**WHAT IS REQUIRED:** Only the lines from the one with "What's the underlying" to the end of the data below should be given again, exactly, with both ends included and pictures omitted.
━━━━━━━━
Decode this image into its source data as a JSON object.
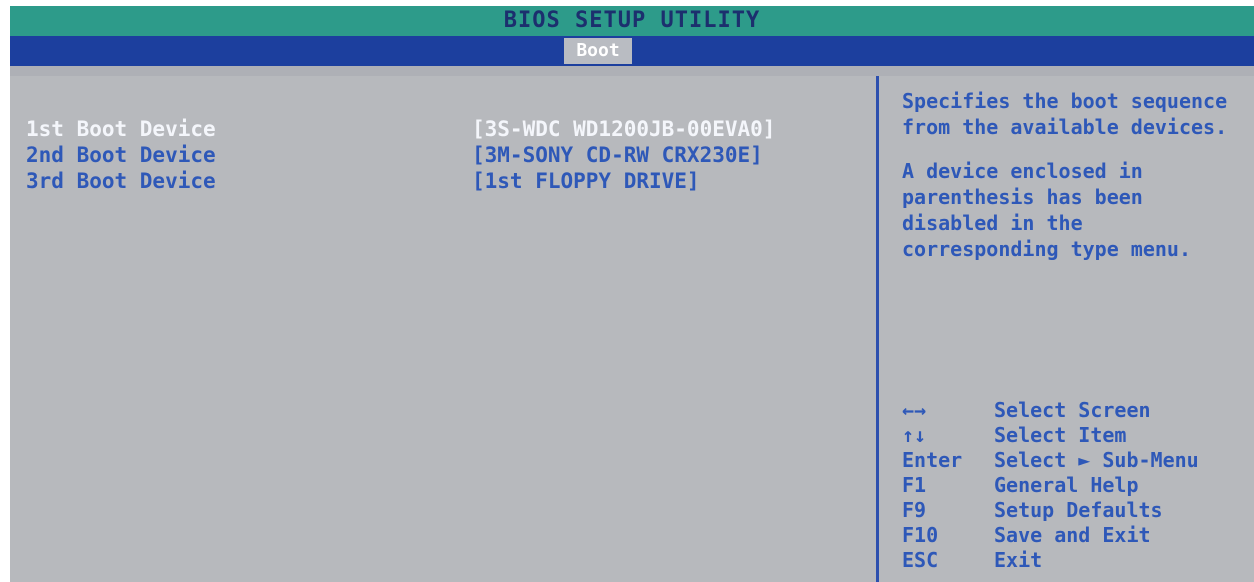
{
  "title": "BIOS SETUP UTILITY",
  "tabs": [
    {
      "label": "Boot",
      "active": true
    }
  ],
  "boot_devices": [
    {
      "label": "1st Boot Device",
      "value": "[3S-WDC WD1200JB-00EVA0]",
      "selected": true
    },
    {
      "label": "2nd Boot Device",
      "value": "[3M-SONY CD-RW CRX230E]",
      "selected": false
    },
    {
      "label": "3rd Boot Device",
      "value": "[1st FLOPPY DRIVE]",
      "selected": false
    }
  ],
  "help": {
    "paragraph1": "Specifies the boot sequence from the available devices.",
    "paragraph2": "A device enclosed in parenthesis has been disabled in the corresponding type menu."
  },
  "key_legend": [
    {
      "key": "←→",
      "action": "Select Screen"
    },
    {
      "key": "↑↓",
      "action": "Select Item"
    },
    {
      "key": "Enter",
      "action": "Select ► Sub-Menu"
    },
    {
      "key": "F1",
      "action": "General Help"
    },
    {
      "key": "F9",
      "action": "Setup Defaults"
    },
    {
      "key": "F10",
      "action": "Save and Exit"
    },
    {
      "key": "ESC",
      "action": "Exit"
    }
  ],
  "colors": {
    "title_bar": "#2d9b8a",
    "menu_bar": "#1c3f9e",
    "panel_background": "#b7b9bd",
    "item_text": "#2e58b8",
    "selected_text": "#f4f6fb",
    "title_text": "#1c2f6e"
  }
}
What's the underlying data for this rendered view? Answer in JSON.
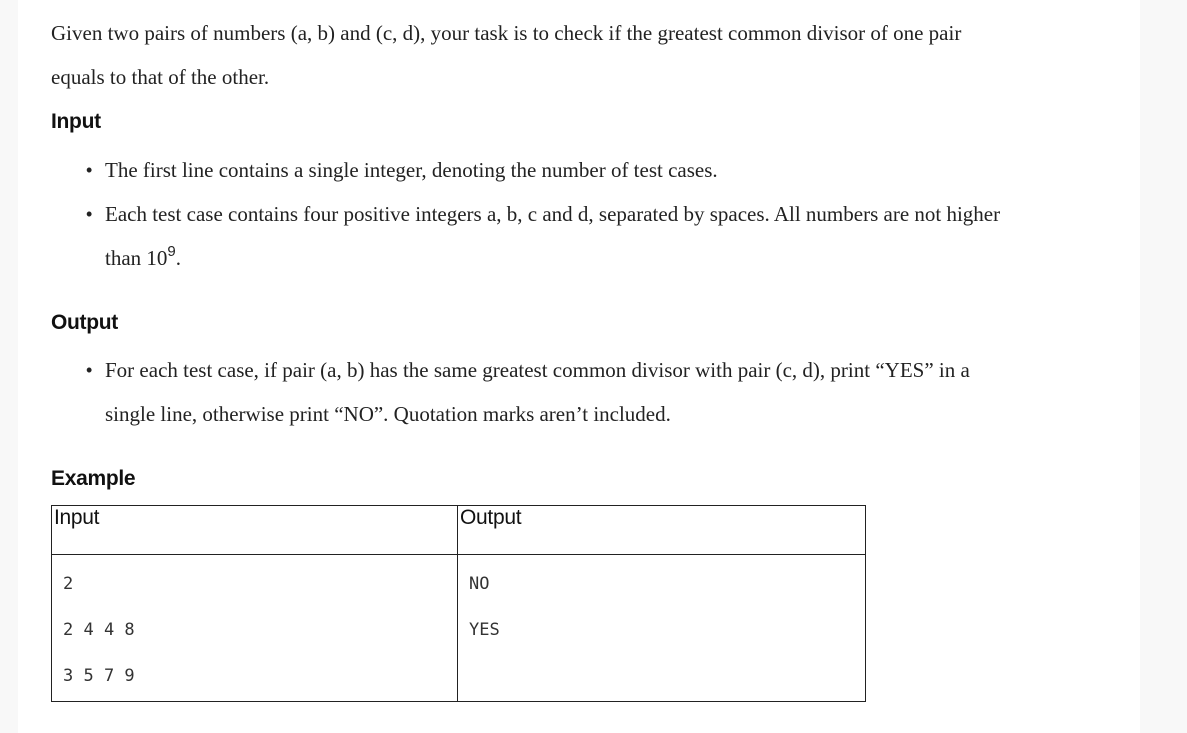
{
  "description": {
    "line1": "Given two pairs of numbers (a, b) and (c, d), your task is to check if the greatest common divisor of one pair",
    "line2": "equals to that of the other."
  },
  "input_section": {
    "heading": "Input",
    "bullet1": "The first line contains a single integer, denoting the number of test cases.",
    "bullet2_line1": "Each test case contains four positive integers a, b, c and d, separated by spaces. All numbers are not higher",
    "bullet2_line2_prefix": "than 10",
    "bullet2_exponent": "9",
    "bullet2_line2_suffix": "."
  },
  "output_section": {
    "heading": "Output",
    "bullet1_line1": "For each test case, if pair (a, b) has the same greatest common divisor with pair (c, d), print “YES” in a",
    "bullet1_line2": "single line, otherwise print “NO”. Quotation marks aren’t included."
  },
  "example": {
    "heading": "Example",
    "headers": {
      "input": "Input",
      "output": "Output"
    },
    "input_lines": [
      "2",
      "2 4 4 8",
      "3 5 7 9"
    ],
    "output_lines": [
      "NO",
      "YES"
    ]
  },
  "bullet_glyph": "•"
}
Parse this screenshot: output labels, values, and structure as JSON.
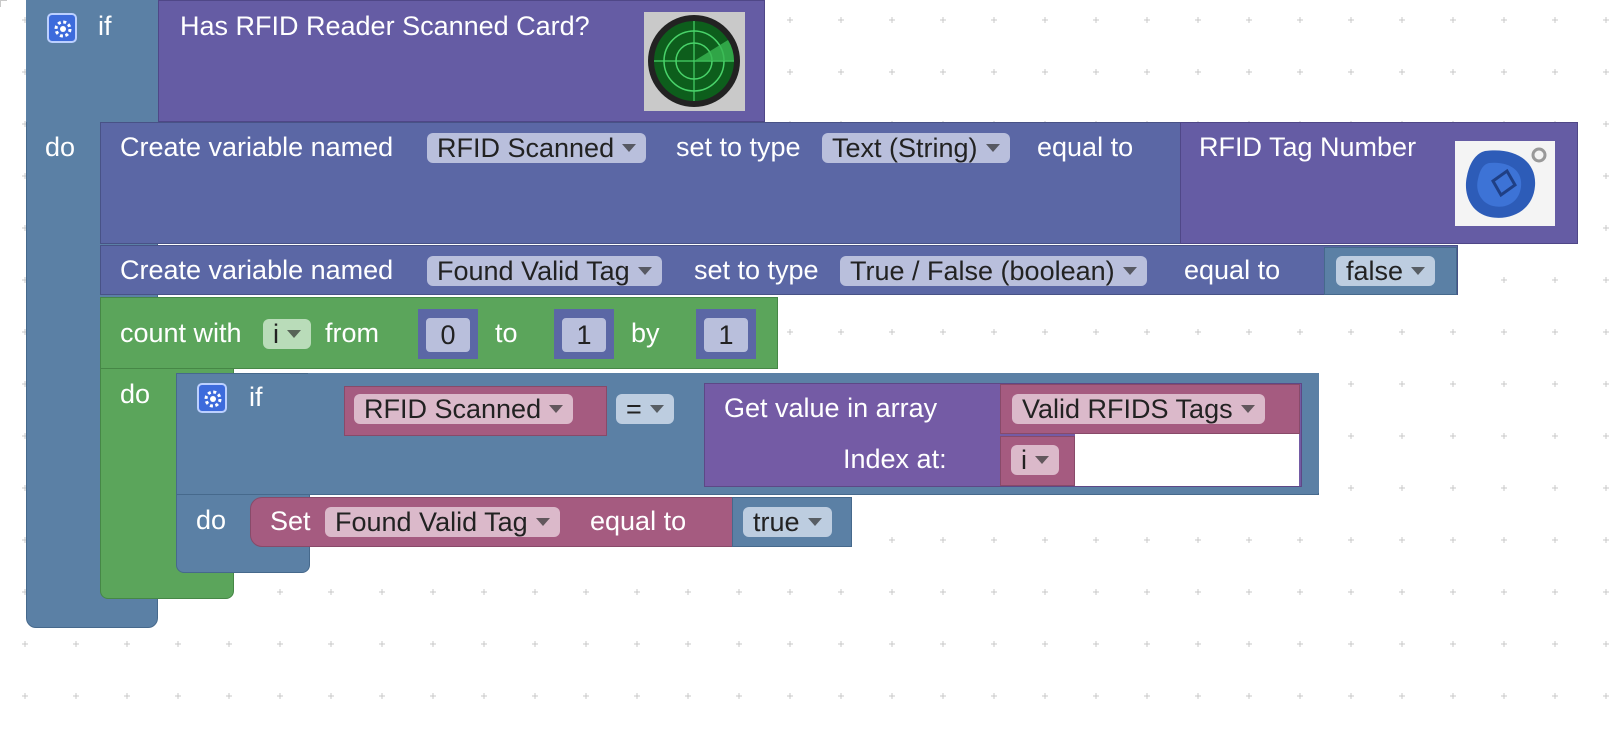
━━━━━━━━
**RESPONSE:**
What's the underlying data for this rendered view? Answer in JSON.
{
  "description": {
    "line1": "Given two pairs of numbers (a, b) and (c, d), your task is to check if the greatest common divisor of one pair",
    "line2": "equals to that of the other."
  },
  "input_section": {
    "heading": "Input",
    "bullet1": "The first line contains a single integer, denoting the number of test cases.",
    "bullet2_line1": "Each test case contains four positive integers a, b, c and d, separated by spaces. All numbers are not higher",
    "bullet2_line2_prefix": "than 10",
    "bullet2_exponent": "9",
    "bullet2_line2_suffix": "."
  },
  "output_section": {
    "heading": "Output",
    "bullet1_line1": "For each test case, if pair (a, b) has the same greatest common divisor with pair (c, d), print “YES” in a",
    "bullet1_line2": "single line, otherwise print “NO”. Quotation marks aren’t included."
  },
  "example": {
    "heading": "Example",
    "headers": {
      "input": "Input",
      "output": "Output"
    },
    "input_lines": [
      "2",
      "2 4 4 8",
      "3 5 7 9"
    ],
    "output_lines": [
      "NO",
      "YES"
    ]
  },
  "bullet_glyph": "•"
}
Parse this screenshot: output labels, values, and structure as JSON.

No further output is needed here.